Even leaders who have achieved a great deal carry many stories,many projected identies. When they move, like Nelson Mandela, from revolutionary to healer, even after becoming mythic heroes in their own time, they inspire many emotions — fear, joy, envy. They hold a difficult place, leading change in cascading shifts, not just in their own countries or causes.
NBC News interviewed white Africaaners after Mandela’s death, and found respect, fear and disdain.
“Walter Eriksen, a 25-year-old accountant, believes Mandela was a good president — he didn’t try to take revenge against his former oppressors — but that some aspects of his struggle history are overlooked. “He did a lot of positive stuff, but he was still a terrorist.”
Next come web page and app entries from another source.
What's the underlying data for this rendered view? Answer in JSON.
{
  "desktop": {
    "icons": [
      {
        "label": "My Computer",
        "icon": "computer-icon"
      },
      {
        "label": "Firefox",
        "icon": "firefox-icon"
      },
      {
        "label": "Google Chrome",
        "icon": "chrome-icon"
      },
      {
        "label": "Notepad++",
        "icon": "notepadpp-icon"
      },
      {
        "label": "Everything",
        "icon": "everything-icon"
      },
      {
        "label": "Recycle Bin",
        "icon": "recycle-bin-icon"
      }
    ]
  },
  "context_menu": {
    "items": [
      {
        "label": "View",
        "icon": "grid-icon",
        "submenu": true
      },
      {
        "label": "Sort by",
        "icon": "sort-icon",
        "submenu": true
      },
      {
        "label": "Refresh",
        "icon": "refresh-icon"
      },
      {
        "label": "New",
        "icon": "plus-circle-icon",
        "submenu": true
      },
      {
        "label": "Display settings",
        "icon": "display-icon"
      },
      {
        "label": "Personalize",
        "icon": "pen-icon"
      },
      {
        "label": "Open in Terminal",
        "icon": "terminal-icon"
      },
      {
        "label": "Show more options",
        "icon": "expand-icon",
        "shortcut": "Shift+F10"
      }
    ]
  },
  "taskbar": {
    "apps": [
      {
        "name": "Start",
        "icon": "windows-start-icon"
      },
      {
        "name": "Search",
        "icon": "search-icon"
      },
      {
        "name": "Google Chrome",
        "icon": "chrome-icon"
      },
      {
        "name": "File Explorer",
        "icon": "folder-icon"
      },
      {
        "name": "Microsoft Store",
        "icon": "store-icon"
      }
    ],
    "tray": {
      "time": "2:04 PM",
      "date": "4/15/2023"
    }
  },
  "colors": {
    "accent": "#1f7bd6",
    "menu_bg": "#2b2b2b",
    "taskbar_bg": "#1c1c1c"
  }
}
The same could be said of great leaders like American revolutionary George Washington. Revolutionaries, before they win their cause, could all be labeled terrorists. A cultural mess becomes a cultural message, then a culture-changing myth – and then part of the historical memory told and retold by the victors. But in South Africa, with change still raw and the government struggling, it is only from the outside that Mandela seems to have achieved everything the ANC set out to accomplish.
NBC interviewed Thys Redelinghuys, 66, a retiree, who said “he has joined in prayers for Mandela and his grieving family during services at the local Dutch Reformed Church. But not all residents of the town were sad when Mandela died, he said, pointing to a right-wing, conservative element, which he estimates at about 10 percent of the population.
Redelinghuys explained the apartheid system as a form of brainwashing. “The thing that we did was wrong, and when [Mandela] came out he made us all free. That is the truth,” he said. Like other Afrikaners, Redelinghuys said that while Mandela was a good leader, he in no way supports his party, the African National Congress, which is still in power. “He was one of the biggest leaders we ever had,” he said. “There’s no leaders at the moment, not on the black side.”
South Africa today is complex. According to the BBC, there are new opportunities and challenges. Robert Zongo, from Gauteng said, “I grew up in Soweto and was about 12 during the 1976 uprising when the police killed all the students. I now sell curios outside the museum here. We are not the generation that will really enjoy the new freedoms but are preparing the ground for our children and future generations.
Leaders like Mandela hold a place in society that makes it easier to do the hard work of growing democracy, preparing the way for future generations to enjoy both prosperity and freedom. In the throes of cultural transformation, transformational leadership makes the pain of change more tolerable, but it does not make that pain go away.